Military Response to Storms and Rising Seas

In 2018, a Military Expert Panel made up of retired flag rank officers working with the Center for Climate and Security concluded that “sea level rise, coupled with projections of increasingly frequent and intense storms, present significant risks to critical coastal military installations at home and abroad.” Still, the panel noted that “despite these strategic concerns, a comprehensive assessment of sea level rise and broader climatic impacts on U.S. military and national security strategy has not yet been conducted.”

The Panel went on to explain that “conducting assessments of strategic impacts will, however, not be sufficient,” and recommended that “information on the implications of sea level rise risks to military installations, and how it affects military and national security strategy, will need to find its way to senior leadership in order to drive high-level adjustments in strategic thinking about climate impacts.”
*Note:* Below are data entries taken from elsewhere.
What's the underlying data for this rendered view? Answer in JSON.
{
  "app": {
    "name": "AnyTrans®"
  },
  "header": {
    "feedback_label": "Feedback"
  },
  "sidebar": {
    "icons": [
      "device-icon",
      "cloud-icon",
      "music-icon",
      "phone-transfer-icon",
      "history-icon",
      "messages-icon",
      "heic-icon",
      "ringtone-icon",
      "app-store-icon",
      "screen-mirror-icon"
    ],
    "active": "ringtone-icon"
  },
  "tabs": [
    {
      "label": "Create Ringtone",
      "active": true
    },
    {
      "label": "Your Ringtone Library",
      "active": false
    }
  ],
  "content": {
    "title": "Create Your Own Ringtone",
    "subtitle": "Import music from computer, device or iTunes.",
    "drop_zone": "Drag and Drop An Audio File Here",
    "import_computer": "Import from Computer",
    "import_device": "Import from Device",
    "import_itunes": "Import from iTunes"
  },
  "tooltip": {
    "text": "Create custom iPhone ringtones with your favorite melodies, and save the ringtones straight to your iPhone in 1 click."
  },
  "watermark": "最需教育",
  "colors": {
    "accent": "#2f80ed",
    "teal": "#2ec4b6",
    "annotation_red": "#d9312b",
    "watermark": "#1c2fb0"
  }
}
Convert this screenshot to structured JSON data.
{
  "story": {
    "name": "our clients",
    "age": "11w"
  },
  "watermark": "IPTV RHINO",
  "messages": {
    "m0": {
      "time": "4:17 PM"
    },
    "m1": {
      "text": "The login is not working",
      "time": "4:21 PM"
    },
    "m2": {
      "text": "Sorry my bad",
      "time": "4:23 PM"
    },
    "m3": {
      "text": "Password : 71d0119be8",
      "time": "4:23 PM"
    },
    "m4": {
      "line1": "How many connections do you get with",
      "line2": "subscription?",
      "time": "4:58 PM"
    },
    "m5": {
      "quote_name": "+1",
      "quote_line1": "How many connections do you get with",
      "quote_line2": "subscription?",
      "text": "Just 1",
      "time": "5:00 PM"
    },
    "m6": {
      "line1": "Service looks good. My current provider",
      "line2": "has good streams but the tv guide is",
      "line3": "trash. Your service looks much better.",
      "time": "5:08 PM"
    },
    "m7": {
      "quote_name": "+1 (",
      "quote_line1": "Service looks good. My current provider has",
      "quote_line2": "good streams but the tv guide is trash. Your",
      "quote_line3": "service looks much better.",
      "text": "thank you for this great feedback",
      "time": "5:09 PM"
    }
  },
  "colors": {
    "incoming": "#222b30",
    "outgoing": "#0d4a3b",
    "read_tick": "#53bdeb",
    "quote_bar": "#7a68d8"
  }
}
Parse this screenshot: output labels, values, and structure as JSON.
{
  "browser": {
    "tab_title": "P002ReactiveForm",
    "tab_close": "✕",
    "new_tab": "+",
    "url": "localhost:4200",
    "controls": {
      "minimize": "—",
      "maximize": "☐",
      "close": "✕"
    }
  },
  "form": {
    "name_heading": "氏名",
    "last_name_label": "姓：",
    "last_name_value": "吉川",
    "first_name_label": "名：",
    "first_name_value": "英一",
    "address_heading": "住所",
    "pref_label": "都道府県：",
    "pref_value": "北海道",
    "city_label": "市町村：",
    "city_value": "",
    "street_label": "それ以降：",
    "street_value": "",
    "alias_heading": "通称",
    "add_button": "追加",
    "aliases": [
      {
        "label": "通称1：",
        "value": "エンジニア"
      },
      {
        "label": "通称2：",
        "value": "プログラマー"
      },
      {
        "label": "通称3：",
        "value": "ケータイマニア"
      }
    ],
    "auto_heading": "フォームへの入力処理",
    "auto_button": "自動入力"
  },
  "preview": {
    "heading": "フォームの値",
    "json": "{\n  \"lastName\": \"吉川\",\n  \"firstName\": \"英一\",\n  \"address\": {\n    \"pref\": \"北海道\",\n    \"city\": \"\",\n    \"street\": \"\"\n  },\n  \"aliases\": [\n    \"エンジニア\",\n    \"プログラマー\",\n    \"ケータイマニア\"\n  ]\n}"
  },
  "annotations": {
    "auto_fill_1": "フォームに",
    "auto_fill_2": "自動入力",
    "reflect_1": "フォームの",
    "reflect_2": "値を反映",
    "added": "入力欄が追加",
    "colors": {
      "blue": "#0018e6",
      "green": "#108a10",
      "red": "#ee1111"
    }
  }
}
The message seems to be getting through to senior leaders. At his confirmation hearing in April 2019 to be the next chief of naval operations, Admiral Bill Moran noted “We are largely a waterfront service, so climate change when there’s rising waters are going to be a problem for us if we don’t address them. So we are in the planning stages to look at how to reinforce those areas.”

The fiscal year 2019 National Defense Authorization Act, enacted in August 2018, includes several new directions to prepare military facilities for climate change including sea level rise. New military facilities are to be built two feet above base flood elevation or three feet in the case of critical facilities. Congress also provided new authority to improve access roads outside a base at risk of flooding or inundation by rising seas.


Military-Community Cooperation

In addition, military facilities are not isolated islands along the coast and rely on civilian infrastructure for water, power, housing, and related services. The new authority for defense spending to improve roads at risk of flooding outside of bases is a step toward building cooperation between military bases and surrounding communities in addressing coastal flood risks.

Retired General Ron Keys, United States Air Force, a member of the Center for Climate and Security Advisory Board, aptly described the challenges posed by storms and rising sea in a 2016 speech: “We need to start considering, what can we do? Now I can build a moat, or a barrier around Langley Air Force Base, but the problem is a lot of my people live in Newport News, live in Hampton. A lot of my electricity comes in from outside. My fuel comes in from outside. So at some point we get to the point: ‘I’ve got to move to higher ground.”

Given these interconnections, community planning for storms and rising seas needs to keep up with military planning and military planners need to engage and support local preparedness efforts. As sea level rises over time and relocation of bases is needed, decisions about use of land areas that are now uplands for military purposes need to be coordinated with state and local plans for relocation of communities, critical infrastructure, and ecosystems

Preparing coastal defense facilities for the more severe storms and rising sea levels of the future will require a new, comprehensive effort by the Department of Defense to develop long-term plans for protection or relocation of facilities at risk. In some cases, state and community officials may embrace this work but in other cases base commanders may need to convince them to join the effort.

At the national level, senior military leaders need to urge Congress to provide funds to protect bases from storms and rising seas but also to support comparable protection efforts for surrounding communities. Ignoring the synergistic relationship between bases and surrounding communities is simply bad strategy that will weaken national security.

Finally, Congress and civil society more generally are divided over the how to respond to a changing climate including impacts like more severe storms and rising seas. Senior military leaders can be persuasive voices to help build a national consensus, not just for protecting bases and surrounding communities, but also for extending these protection efforts to the entire American coast.